The Republican Party formed in 1854 to oppose the extension of slavery. Many of the people who joined the new party were "Conscience Whigs," northern Whigs dissatisfied with their party's attempts to restrain slavery's growth.
Southern Whigs who supported slavery had long fought with northern Whigs who opposed the institution, but the party remained together through the strong personalities of its leaders and agreement on other issues. However, the Kansas-Nebraska Act of 1854, which gave territories the right to vote on whether to allow slavery, ripped the Whigs apart. A group of slavery opponents began meeting in 1854 to form a new party, and on March 20, 1854, they formed the Republican Party.

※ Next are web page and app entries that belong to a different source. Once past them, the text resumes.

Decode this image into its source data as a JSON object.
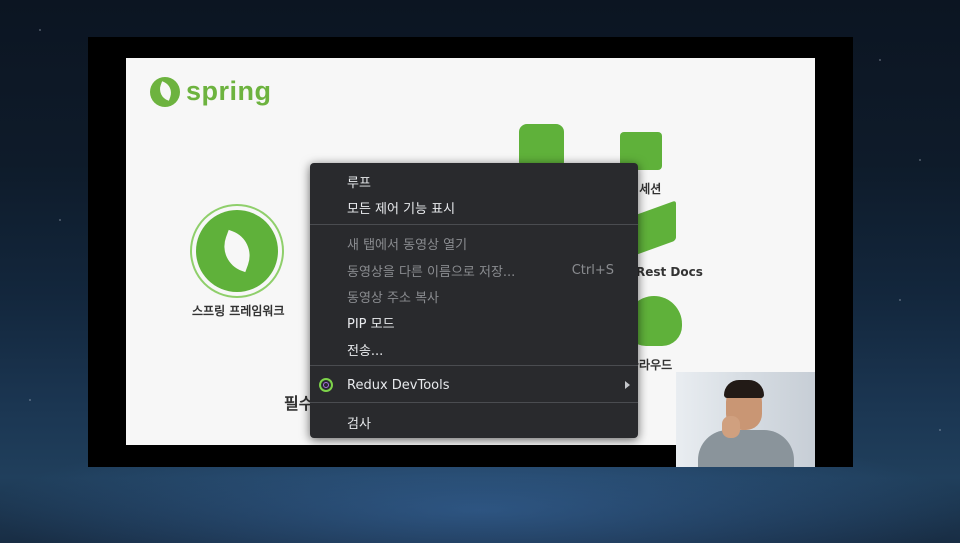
{
  "slide": {
    "logo_text": "spring",
    "framework_label": "스프링 프레임워크",
    "session_label": "링 세션",
    "docs_label": "Rest Docs",
    "cloud_label": "클라우드",
    "bottom_text": "필수"
  },
  "context_menu": {
    "items": [
      {
        "label": "루프",
        "enabled": true
      },
      {
        "label": "모든 제어 기능 표시",
        "enabled": true
      },
      {
        "label": "새 탭에서 동영상 열기",
        "enabled": false
      },
      {
        "label": "동영상을 다른 이름으로 저장...",
        "shortcut": "Ctrl+S",
        "enabled": false
      },
      {
        "label": "동영상 주소 복사",
        "enabled": false
      },
      {
        "label": "PIP 모드",
        "enabled": true
      },
      {
        "label": "전송...",
        "enabled": true
      },
      {
        "label": "Redux DevTools",
        "icon": "redux-icon",
        "submenu": true,
        "enabled": true
      },
      {
        "label": "검사",
        "enabled": true
      }
    ]
  },
  "colors": {
    "spring_green": "#6db33f",
    "menu_bg": "#292a2d",
    "menu_text": "#e8eaed",
    "menu_disabled_text": "#8a8c90"
  }
}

Although opposition to the expansion to slavery was their primary organizing issue, they also supported a number of related policies. They believed in giving western land to American farmers instead of selling it to pro-slavery plantation owners. Supporters of the new party also believed that a free market in labor encouraged civic virtue and economic growth. This new party attracted disgruntled northern Whigs, northern anti-slavery Democrats and members of the Free Soil and American Parties.
Though the Republicans did not win the 1856 presidential election, their nominee John C. Fremont did win 11 northern states. Four years later, the Republicans nominated Abraham Lincoln. Though he promised only to stop the expansion of slavery, the southern states seceded. This secession caused the Civil War, which in turn led to the entire abolition of slavery in the United States.